A sea captain is referring generally to a high-grade licensed mariner who holds ultimate command and responsibility of a vessel but in Greece the word is used to mark the leadership in any other profession.
The term derives from katepáno (Ancient Greek: κατεπάνω, lit. '[the one] placed at the top', or 'the topmost'). The word was Latinized as capetanus and gave rise to the English language term captain.
Probably the most important manifestation of the crucial role Greek captains played during the history of Greece is firing the embers of the Greek Revolution in the 19th century. The seafaring Greeks of pre-revolutionary times were transformed under the flag of national revolt: shipmasters became admirals and commanders; sailors from the maritime cooperatives became fire-ship captains, “burners” and marines; and grain-carrying ships became warships and fire boats.
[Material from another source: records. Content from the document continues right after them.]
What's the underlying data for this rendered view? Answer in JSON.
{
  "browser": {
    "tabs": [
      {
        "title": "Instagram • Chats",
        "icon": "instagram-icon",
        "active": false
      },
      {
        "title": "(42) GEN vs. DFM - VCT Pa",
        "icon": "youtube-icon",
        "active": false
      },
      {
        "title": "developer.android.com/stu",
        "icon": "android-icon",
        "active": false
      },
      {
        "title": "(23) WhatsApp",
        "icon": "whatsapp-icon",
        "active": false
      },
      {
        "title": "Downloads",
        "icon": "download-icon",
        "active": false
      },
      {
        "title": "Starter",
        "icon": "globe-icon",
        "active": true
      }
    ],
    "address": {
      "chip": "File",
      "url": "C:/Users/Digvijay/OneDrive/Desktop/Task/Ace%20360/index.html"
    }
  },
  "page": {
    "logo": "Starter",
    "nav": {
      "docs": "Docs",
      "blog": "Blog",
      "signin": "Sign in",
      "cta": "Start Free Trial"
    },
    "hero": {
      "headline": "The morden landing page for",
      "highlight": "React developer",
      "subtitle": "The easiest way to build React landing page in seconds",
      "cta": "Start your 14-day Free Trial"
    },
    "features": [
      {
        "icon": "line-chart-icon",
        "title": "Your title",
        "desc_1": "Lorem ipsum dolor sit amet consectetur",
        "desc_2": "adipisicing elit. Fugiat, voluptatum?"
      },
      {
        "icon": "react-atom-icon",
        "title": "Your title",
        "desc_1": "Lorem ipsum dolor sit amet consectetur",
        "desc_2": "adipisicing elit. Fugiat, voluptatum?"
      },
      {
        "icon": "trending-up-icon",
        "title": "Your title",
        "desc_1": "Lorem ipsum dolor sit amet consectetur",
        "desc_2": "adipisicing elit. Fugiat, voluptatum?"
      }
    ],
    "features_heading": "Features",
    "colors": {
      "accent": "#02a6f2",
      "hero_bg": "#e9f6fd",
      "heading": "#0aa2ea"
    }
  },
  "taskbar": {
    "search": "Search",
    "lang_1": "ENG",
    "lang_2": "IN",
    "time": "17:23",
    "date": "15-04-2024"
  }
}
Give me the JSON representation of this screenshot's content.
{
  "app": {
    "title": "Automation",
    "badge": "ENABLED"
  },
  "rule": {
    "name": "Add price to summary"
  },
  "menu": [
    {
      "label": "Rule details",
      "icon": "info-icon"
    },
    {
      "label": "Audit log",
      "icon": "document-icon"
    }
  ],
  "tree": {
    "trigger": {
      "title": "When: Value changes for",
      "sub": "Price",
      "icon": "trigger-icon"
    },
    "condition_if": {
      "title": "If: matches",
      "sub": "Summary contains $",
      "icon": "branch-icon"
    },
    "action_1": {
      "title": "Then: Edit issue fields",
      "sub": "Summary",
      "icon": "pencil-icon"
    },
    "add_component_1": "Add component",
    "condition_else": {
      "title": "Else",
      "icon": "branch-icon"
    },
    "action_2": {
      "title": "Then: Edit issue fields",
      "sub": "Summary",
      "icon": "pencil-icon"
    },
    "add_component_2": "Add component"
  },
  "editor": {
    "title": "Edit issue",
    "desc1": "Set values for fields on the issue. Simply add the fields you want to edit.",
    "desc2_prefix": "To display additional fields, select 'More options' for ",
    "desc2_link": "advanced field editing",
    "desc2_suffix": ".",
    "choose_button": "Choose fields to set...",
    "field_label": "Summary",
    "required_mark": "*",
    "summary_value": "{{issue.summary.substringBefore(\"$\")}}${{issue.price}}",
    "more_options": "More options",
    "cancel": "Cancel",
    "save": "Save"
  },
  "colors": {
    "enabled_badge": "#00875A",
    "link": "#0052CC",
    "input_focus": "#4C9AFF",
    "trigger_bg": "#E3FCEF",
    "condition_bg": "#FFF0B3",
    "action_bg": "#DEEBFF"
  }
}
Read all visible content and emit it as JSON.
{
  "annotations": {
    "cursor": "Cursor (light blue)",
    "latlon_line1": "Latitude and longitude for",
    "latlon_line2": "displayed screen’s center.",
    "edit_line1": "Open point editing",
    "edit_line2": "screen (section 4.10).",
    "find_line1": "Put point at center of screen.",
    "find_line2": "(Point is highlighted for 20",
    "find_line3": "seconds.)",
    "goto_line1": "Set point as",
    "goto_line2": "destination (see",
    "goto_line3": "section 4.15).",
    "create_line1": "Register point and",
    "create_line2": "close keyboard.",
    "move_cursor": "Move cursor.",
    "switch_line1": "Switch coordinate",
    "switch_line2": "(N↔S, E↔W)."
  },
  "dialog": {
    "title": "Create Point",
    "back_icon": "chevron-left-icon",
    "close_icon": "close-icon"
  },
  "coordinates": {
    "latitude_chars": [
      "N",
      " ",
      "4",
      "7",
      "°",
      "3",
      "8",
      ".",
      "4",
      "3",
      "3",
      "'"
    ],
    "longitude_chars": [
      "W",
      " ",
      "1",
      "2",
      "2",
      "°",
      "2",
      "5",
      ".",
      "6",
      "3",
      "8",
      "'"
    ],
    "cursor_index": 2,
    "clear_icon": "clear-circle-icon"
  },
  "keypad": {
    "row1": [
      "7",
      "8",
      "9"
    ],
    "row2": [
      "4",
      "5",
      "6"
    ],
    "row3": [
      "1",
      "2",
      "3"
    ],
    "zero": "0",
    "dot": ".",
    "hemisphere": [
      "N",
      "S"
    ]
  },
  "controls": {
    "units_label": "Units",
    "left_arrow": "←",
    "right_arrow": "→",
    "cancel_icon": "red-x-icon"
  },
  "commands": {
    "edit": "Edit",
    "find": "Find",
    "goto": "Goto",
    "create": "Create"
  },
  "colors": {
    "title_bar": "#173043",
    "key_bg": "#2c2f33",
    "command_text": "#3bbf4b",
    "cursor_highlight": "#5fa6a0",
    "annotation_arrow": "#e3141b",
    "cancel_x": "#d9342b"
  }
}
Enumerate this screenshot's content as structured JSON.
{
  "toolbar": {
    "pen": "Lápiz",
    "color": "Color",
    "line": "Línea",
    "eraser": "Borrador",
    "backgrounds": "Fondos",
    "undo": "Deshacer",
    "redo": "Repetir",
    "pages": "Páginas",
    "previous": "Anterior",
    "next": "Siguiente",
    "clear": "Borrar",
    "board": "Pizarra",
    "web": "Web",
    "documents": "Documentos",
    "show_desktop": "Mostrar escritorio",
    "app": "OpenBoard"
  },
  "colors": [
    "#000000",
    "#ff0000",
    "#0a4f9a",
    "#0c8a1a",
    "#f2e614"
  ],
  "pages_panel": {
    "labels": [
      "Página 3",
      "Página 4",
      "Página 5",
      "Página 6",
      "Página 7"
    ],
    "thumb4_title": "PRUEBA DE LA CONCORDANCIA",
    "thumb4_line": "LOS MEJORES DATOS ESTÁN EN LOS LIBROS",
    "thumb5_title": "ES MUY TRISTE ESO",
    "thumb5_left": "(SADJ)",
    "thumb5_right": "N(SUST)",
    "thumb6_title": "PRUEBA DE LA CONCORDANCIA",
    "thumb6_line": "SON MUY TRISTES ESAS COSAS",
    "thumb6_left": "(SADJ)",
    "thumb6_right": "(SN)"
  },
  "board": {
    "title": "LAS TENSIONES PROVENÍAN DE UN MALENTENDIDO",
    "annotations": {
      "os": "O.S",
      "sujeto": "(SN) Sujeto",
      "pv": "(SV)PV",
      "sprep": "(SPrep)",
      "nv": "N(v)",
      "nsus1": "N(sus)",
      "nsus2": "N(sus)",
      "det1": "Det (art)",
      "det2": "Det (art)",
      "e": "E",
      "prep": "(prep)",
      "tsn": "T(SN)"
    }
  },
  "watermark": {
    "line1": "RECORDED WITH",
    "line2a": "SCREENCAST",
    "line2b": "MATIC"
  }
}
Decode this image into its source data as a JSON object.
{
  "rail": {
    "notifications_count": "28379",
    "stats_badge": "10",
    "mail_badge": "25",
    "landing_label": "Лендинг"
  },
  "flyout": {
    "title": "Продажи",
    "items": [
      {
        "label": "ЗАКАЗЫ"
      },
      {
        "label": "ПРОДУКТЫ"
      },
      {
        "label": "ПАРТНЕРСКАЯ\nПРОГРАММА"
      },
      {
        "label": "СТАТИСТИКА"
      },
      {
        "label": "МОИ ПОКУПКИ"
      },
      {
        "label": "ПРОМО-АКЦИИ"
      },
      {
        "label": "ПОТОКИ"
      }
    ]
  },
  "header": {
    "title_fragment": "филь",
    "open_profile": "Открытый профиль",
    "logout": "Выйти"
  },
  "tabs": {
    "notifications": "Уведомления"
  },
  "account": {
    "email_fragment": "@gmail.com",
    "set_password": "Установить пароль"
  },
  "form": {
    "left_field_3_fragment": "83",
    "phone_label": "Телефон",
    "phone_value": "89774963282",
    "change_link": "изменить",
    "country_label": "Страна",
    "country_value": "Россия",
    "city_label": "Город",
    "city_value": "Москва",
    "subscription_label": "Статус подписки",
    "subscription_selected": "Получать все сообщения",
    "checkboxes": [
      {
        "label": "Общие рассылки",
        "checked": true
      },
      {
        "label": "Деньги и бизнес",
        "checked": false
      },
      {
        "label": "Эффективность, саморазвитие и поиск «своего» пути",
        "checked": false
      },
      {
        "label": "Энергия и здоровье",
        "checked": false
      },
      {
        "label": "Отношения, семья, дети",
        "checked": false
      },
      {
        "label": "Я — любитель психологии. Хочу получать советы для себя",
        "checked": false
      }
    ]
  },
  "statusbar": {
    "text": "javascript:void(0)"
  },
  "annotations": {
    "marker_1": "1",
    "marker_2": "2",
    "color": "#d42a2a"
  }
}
With exemplary courage men like Konstantinos Kanaris and women like Laskarina Bouboulina became symbols of heroism and self-sacrifice and their exploits were immortalized in the works of great European writers and artists.